The Wikipedia article of the day for November 11, 2016 is George S. Patton.

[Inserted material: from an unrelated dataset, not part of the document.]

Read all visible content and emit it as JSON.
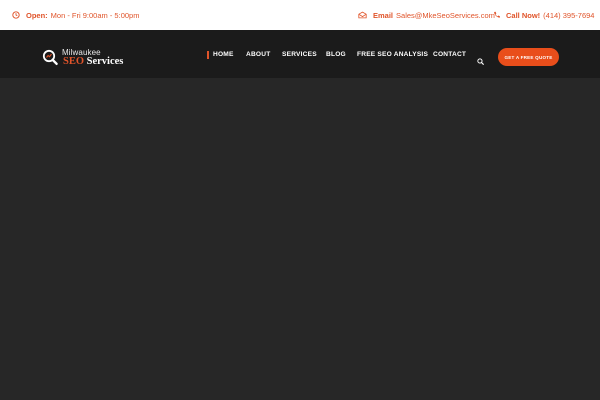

George S. Patton (November 11, 1885 – December 21, 1945) was a general who commanded the U.S. Seventh and Third armies during World War II. He had been wounded during World War I leading the newly formed Tank Corps of the American Expeditionary Forces into combat. In 1942 he led U.S. troops in the invasion of Casablanca, and later commanded the Seventh Army during the Allied invasion of Sicily. After slapping two soldiers, he was removed from battlefield command, but returned to lead the Third Army following the invasion of Normandy in June 1944. After a successful armored drive across France, his army helped rescue beleaguered American troops during the Battle of the Bulge. He died from an automobile accident in Germany. While Allied leaders held sharply differing opinions on Patton, he was regarded highly by his opponents in the German High Command. His emphasis on aggressive offensive action proved effective, but his hard-driving personality and success as a commander were at times overshadowed by controversial public statements. He joined his troops on the front lines and inspired them with vulgarity-ridden speeches, as recounted in a 1970 award-winning biographical film.